- **The data**
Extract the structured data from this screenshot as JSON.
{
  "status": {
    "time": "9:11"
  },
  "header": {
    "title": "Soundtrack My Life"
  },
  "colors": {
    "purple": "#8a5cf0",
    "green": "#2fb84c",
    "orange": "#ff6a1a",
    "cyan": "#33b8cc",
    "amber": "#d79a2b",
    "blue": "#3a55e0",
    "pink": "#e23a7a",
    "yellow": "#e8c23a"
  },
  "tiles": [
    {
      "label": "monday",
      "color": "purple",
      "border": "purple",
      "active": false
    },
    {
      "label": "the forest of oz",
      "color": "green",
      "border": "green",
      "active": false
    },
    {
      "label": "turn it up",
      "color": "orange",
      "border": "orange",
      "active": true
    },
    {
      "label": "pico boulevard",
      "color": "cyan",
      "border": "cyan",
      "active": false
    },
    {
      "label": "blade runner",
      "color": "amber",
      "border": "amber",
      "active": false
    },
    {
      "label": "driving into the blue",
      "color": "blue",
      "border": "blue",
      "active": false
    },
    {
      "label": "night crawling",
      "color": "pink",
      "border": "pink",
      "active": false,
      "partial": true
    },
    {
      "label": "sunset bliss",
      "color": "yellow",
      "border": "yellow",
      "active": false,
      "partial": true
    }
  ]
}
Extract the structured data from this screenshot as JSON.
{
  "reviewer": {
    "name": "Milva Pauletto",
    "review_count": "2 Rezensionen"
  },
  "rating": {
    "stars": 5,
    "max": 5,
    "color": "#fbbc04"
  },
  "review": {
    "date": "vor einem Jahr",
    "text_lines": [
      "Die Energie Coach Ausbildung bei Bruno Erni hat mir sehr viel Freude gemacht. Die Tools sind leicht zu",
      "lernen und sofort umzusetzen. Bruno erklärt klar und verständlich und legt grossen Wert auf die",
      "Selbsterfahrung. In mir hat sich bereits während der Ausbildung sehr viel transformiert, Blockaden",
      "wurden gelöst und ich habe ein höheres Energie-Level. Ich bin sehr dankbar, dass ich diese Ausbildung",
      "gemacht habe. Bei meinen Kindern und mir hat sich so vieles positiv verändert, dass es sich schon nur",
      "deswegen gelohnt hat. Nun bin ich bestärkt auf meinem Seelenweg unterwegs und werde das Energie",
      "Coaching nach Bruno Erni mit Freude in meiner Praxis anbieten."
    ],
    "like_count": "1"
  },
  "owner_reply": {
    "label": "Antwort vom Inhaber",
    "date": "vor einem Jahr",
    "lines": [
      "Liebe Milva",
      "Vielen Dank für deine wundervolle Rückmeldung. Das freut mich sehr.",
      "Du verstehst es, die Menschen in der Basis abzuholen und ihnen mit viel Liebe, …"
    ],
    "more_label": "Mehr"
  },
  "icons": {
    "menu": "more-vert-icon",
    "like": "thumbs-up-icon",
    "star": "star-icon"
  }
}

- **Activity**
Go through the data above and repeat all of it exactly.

- **Task output**
Extract the structured data from this screenshot as JSON.
{
  "status": {
    "time": "9:11"
  },
  "header": {
    "title": "Soundtrack My Life"
  },
  "colors": {
    "purple": "#8a5cf0",
    "green": "#2fb84c",
    "orange": "#ff6a1a",
    "cyan": "#33b8cc",
    "amber": "#d79a2b",
    "blue": "#3a55e0",
    "pink": "#e23a7a",
    "yellow": "#e8c23a"
  },
  "tiles": [
    {
      "label": "monday",
      "color": "purple",
      "border": "purple",
      "active": false
    },
    {
      "label": "the forest of oz",
      "color": "green",
      "border": "green",
      "active": false
    },
    {
      "label": "turn it up",
      "color": "orange",
      "border": "orange",
      "active": true
    },
    {
      "label": "pico boulevard",
      "color": "cyan",
      "border": "cyan",
      "active": false
    },
    {
      "label": "blade runner",
      "color": "amber",
      "border": "amber",
      "active": false
    },
    {
      "label": "driving into the blue",
      "color": "blue",
      "border": "blue",
      "active": false
    },
    {
      "label": "night crawling",
      "color": "pink",
      "border": "pink",
      "active": false,
      "partial": true
    },
    {
      "label": "sunset bliss",
      "color": "yellow",
      "border": "yellow",
      "active": false,
      "partial": true
    }
  ]
}
Extract the structured data from this screenshot as JSON.
{
  "reviewer": {
    "name": "Milva Pauletto",
    "review_count": "2 Rezensionen"
  },
  "rating": {
    "stars": 5,
    "max": 5,
    "color": "#fbbc04"
  },
  "review": {
    "date": "vor einem Jahr",
    "text_lines": [
      "Die Energie Coach Ausbildung bei Bruno Erni hat mir sehr viel Freude gemacht. Die Tools sind leicht zu",
      "lernen und sofort umzusetzen. Bruno erklärt klar und verständlich und legt grossen Wert auf die",
      "Selbsterfahrung. In mir hat sich bereits während der Ausbildung sehr viel transformiert, Blockaden",
      "wurden gelöst und ich habe ein höheres Energie-Level. Ich bin sehr dankbar, dass ich diese Ausbildung",
      "gemacht habe. Bei meinen Kindern und mir hat sich so vieles positiv verändert, dass es sich schon nur",
      "deswegen gelohnt hat. Nun bin ich bestärkt auf meinem Seelenweg unterwegs und werde das Energie",
      "Coaching nach Bruno Erni mit Freude in meiner Praxis anbieten."
    ],
    "like_count": "1"
  },
  "owner_reply": {
    "label": "Antwort vom Inhaber",
    "date": "vor einem Jahr",
    "lines": [
      "Liebe Milva",
      "Vielen Dank für deine wundervolle Rückmeldung. Das freut mich sehr.",
      "Du verstehst es, die Menschen in der Basis abzuholen und ihnen mit viel Liebe, …"
    ],
    "more_label": "Mehr"
  },
  "icons": {
    "menu": "more-vert-icon",
    "like": "thumbs-up-icon",
    "star": "star-icon"
  }
}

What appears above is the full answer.